The network that got away
Let’s set the wayback machine to the early 1990s, when the Internet was not yet widely known to the public. The buzzword of the day was the “Information Superhighway.” The assumed future technical architecture for consumer access was assumed to be Broadband ISDN, a fiber-to-the-premises network based on Asynchronous Transfer Mode (ATM) switching. In fact, many telephone companies made promises that they would roll out all-fiber networks over the following two decades, in exchange for “alternative form of regulation,” which allowed them to raise their profit margins.
The most explicit of these promises was made by New Jersey Bell, called Opportunity New Jersey. They promised that 100 percent of their subscribers would be offered 45 megabit two-way service by 2010. A few small trial networks were even built, though later abandoned. Of course the promise was never kept: Much slower DSL was offered to a majority of subscribers, but not all, and FiOS was eventually made available to many but far from all subscribers. And those don’t offer the same two-way capabilities that promised, though FiOS arguably has a pretty decent bag of tricks of its own. In other words, it was a classic case of Kushnick’s Law: A regulated company will always renege on promises to provide public benefits tomorrow in exchange for regulatory and financial benefits today.
What B-ISDN promised, and never delivered, was switched telecommunications at video speeds. It was designed to offer low-loss video transport with engineered capacity, alongside other services. The insurmountable problem they faced was how to price it. Since the telephone companies liked to overprice voice calls, how could they offer even larger connections for video without charging even more for it? Common carriage rules would have allowed users to send voice down the same connections, after all— what you do inside common carriage is your business, not that of your carrier.

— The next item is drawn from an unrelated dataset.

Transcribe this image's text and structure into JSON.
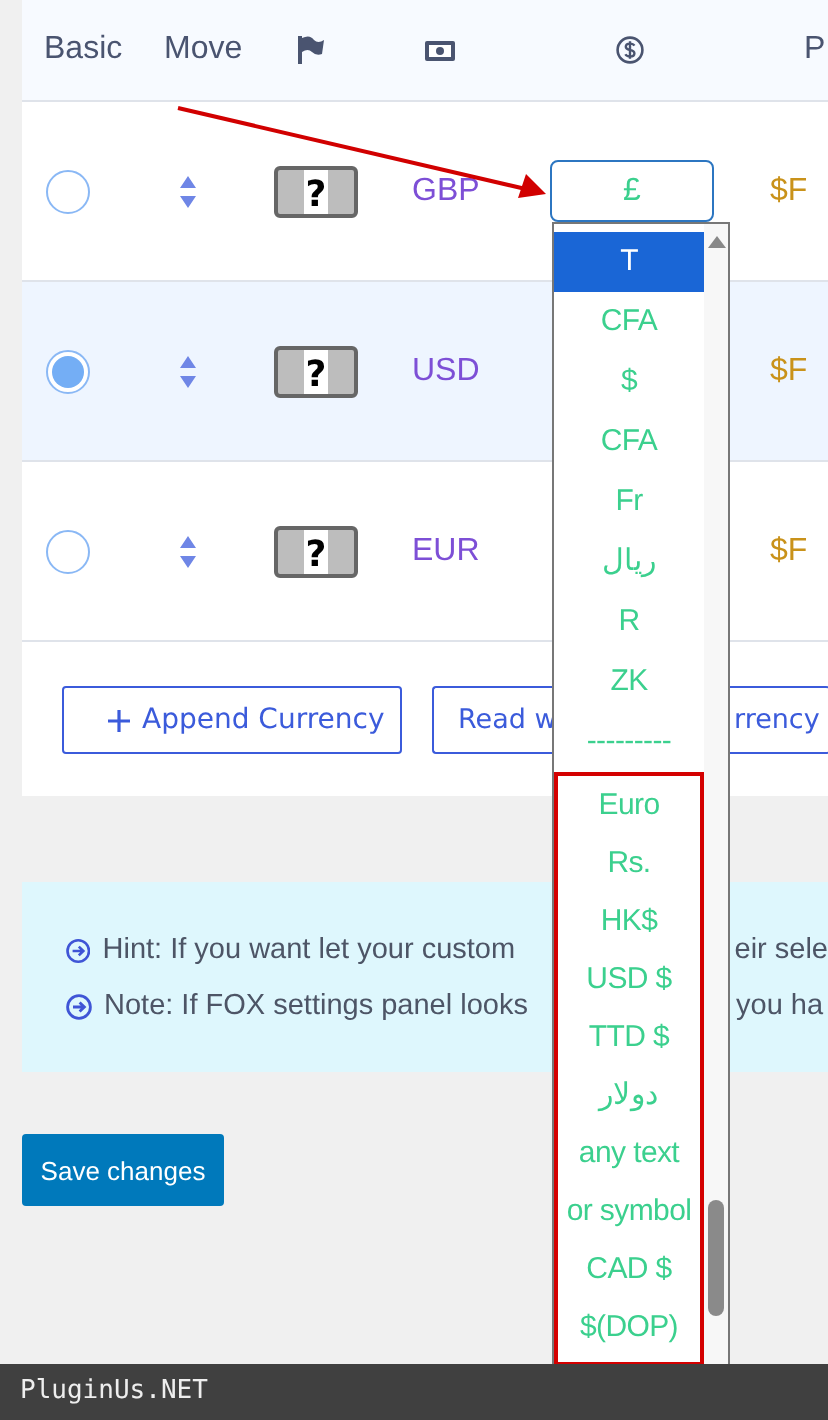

So the telephone companies gave up video, and that whole superhighway thing, rather than disrupt the price of voice. Instead, the Internet came along and disrupted it for them. Just without the tools to ensure the quality. And that’s the trick: By not doing anything to ensure quality, the Internet’s cost is kept down. Best efforts: You take what you can get, but can’t ask for more. (The term is used ironically; it really refers to the worst class of service, if there are others.) If a successor internet—say, a multi-service network with capabilities more akin to B-ISDN or telecommunications—were to start doing traffic engineering in order to support vast amounts of video, then more detailed billing would be likely to follow, at least for anything other than “best efforts” –even if it didn’t have to protect legacy voice or cable revenues. And it would probably price “fetch a unicast stream” higher than “watch a shared broadcast stream.”
The technology for delivering high-quality video exists. The hard part is getting people to pay for it. The Internet’s biggest calling card is its simple pricing model, but the growth of video is putting it under extreme pressure. Perhaps streaming a separate copy of every show to every view isn’t such a good idea after all. So when it doesn’t work, it’s probably not a conspiracy to protect other legacy services.
Edited by Ryan Sartor